:: Exercise objective ::
Output every line below exactly.

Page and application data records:
____
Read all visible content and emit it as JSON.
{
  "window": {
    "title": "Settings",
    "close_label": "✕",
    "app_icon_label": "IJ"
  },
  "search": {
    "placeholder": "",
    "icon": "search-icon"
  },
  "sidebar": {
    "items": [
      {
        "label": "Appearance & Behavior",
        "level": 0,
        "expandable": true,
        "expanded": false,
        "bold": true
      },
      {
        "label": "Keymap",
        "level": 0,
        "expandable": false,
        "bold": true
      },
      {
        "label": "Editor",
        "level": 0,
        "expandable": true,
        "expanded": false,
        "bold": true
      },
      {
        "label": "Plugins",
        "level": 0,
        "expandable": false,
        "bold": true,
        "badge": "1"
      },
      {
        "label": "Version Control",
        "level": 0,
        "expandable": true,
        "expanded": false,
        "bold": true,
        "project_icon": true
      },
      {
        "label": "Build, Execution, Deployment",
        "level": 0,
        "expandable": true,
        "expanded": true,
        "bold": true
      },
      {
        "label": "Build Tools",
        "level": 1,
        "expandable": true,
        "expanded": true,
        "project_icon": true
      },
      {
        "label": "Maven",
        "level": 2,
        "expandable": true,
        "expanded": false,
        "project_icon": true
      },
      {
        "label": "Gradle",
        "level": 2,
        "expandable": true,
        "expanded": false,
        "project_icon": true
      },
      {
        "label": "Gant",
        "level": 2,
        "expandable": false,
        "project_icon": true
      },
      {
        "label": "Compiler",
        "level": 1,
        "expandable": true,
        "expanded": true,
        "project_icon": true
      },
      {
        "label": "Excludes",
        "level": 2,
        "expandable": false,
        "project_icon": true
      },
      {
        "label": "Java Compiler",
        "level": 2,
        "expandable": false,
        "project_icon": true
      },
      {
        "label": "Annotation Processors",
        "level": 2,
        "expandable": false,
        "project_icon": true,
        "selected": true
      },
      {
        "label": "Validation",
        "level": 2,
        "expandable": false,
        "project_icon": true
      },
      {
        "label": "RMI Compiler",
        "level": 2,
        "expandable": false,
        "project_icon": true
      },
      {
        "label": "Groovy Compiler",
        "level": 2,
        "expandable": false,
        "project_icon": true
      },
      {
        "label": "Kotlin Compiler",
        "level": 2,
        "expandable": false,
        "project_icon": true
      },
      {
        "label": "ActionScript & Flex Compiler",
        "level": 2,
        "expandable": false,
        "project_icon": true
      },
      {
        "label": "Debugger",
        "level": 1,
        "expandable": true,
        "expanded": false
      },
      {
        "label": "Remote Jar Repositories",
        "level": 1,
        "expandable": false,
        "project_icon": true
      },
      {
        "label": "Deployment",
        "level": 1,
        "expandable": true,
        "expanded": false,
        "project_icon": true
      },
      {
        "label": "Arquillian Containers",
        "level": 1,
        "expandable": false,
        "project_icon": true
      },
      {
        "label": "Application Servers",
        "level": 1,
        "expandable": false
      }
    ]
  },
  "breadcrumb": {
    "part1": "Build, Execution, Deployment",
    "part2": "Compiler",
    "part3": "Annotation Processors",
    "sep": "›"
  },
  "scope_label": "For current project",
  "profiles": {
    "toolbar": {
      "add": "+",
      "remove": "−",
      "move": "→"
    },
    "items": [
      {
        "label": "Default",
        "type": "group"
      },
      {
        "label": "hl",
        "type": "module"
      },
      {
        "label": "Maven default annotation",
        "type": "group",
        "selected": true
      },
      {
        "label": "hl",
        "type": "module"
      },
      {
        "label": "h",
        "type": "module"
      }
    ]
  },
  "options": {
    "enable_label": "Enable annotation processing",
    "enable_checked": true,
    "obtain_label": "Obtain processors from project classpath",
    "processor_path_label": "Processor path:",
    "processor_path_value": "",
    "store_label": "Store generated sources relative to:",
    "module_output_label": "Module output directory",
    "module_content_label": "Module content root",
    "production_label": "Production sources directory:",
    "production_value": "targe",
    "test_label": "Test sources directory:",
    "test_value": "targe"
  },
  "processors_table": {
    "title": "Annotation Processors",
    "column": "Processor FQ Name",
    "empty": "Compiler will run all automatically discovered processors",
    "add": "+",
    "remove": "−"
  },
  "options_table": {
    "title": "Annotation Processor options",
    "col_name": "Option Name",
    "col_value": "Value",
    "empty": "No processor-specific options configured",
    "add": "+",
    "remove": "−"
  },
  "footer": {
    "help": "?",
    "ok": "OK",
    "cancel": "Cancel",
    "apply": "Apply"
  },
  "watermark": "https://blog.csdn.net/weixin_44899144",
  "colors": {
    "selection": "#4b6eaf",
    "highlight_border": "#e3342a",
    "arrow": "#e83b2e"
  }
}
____
:: Solution ::
Read all visible content and emit it as JSON.
{
  "window": {
    "title": "Settings",
    "close_label": "✕",
    "app_icon_label": "IJ"
  },
  "search": {
    "placeholder": "",
    "icon": "search-icon"
  },
  "sidebar": {
    "items": [
      {
        "label": "Appearance & Behavior",
        "level": 0,
        "expandable": true,
        "expanded": false,
        "bold": true
      },
      {
        "label": "Keymap",
        "level": 0,
        "expandable": false,
        "bold": true
      },
      {
        "label": "Editor",
        "level": 0,
        "expandable": true,
        "expanded": false,
        "bold": true
      },
      {
        "label": "Plugins",
        "level": 0,
        "expandable": false,
        "bold": true,
        "badge": "1"
      },
      {
        "label": "Version Control",
        "level": 0,
        "expandable": true,
        "expanded": false,
        "bold": true,
        "project_icon": true
      },
      {
        "label": "Build, Execution, Deployment",
        "level": 0,
        "expandable": true,
        "expanded": true,
        "bold": true
      },
      {
        "label": "Build Tools",
        "level": 1,
        "expandable": true,
        "expanded": true,
        "project_icon": true
      },
      {
        "label": "Maven",
        "level": 2,
        "expandable": true,
        "expanded": false,
        "project_icon": true
      },
      {
        "label": "Gradle",
        "level": 2,
        "expandable": true,
        "expanded": false,
        "project_icon": true
      },
      {
        "label": "Gant",
        "level": 2,
        "expandable": false,
        "project_icon": true
      },
      {
        "label": "Compiler",
        "level": 1,
        "expandable": true,
        "expanded": true,
        "project_icon": true
      },
      {
        "label": "Excludes",
        "level": 2,
        "expandable": false,
        "project_icon": true
      },
      {
        "label": "Java Compiler",
        "level": 2,
        "expandable": false,
        "project_icon": true
      },
      {
        "label": "Annotation Processors",
        "level": 2,
        "expandable": false,
        "project_icon": true,
        "selected": true
      },
      {
        "label": "Validation",
        "level": 2,
        "expandable": false,
        "project_icon": true
      },
      {
        "label": "RMI Compiler",
        "level": 2,
        "expandable": false,
        "project_icon": true
      },
      {
        "label": "Groovy Compiler",
        "level": 2,
        "expandable": false,
        "project_icon": true
      },
      {
        "label": "Kotlin Compiler",
        "level": 2,
        "expandable": false,
        "project_icon": true
      },
      {
        "label": "ActionScript & Flex Compiler",
        "level": 2,
        "expandable": false,
        "project_icon": true
      },
      {
        "label": "Debugger",
        "level": 1,
        "expandable": true,
        "expanded": false
      },
      {
        "label": "Remote Jar Repositories",
        "level": 1,
        "expandable": false,
        "project_icon": true
      },
      {
        "label": "Deployment",
        "level": 1,
        "expandable": true,
        "expanded": false,
        "project_icon": true
      },
      {
        "label": "Arquillian Containers",
        "level": 1,
        "expandable": false,
        "project_icon": true
      },
      {
        "label": "Application Servers",
        "level": 1,
        "expandable": false
      }
    ]
  },
  "breadcrumb": {
    "part1": "Build, Execution, Deployment",
    "part2": "Compiler",
    "part3": "Annotation Processors",
    "sep": "›"
  },
  "scope_label": "For current project",
  "profiles": {
    "toolbar": {
      "add": "+",
      "remove": "−",
      "move": "→"
    },
    "items": [
      {
        "label": "Default",
        "type": "group"
      },
      {
        "label": "hl",
        "type": "module"
      },
      {
        "label": "Maven default annotation",
        "type": "group",
        "selected": true
      },
      {
        "label": "hl",
        "type": "module"
      },
      {
        "label": "h",
        "type": "module"
      }
    ]
  },
  "options": {
    "enable_label": "Enable annotation processing",
    "enable_checked": true,
    "obtain_label": "Obtain processors from project classpath",
    "processor_path_label": "Processor path:",
    "processor_path_value": "",
    "store_label": "Store generated sources relative to:",
    "module_output_label": "Module output directory",
    "module_content_label": "Module content root",
    "production_label": "Production sources directory:",
    "production_value": "targe",
    "test_label": "Test sources directory:",
    "test_value": "targe"
  },
  "processors_table": {
    "title": "Annotation Processors",
    "column": "Processor FQ Name",
    "empty": "Compiler will run all automatically discovered processors",
    "add": "+",
    "remove": "−"
  },
  "options_table": {
    "title": "Annotation Processor options",
    "col_name": "Option Name",
    "col_value": "Value",
    "empty": "No processor-specific options configured",
    "add": "+",
    "remove": "−"
  },
  "footer": {
    "help": "?",
    "ok": "OK",
    "cancel": "Cancel",
    "apply": "Apply"
  },
  "watermark": "https://blog.csdn.net/weixin_44899144",
  "colors": {
    "selection": "#4b6eaf",
    "highlight_border": "#e3342a",
    "arrow": "#e83b2e"
  }
}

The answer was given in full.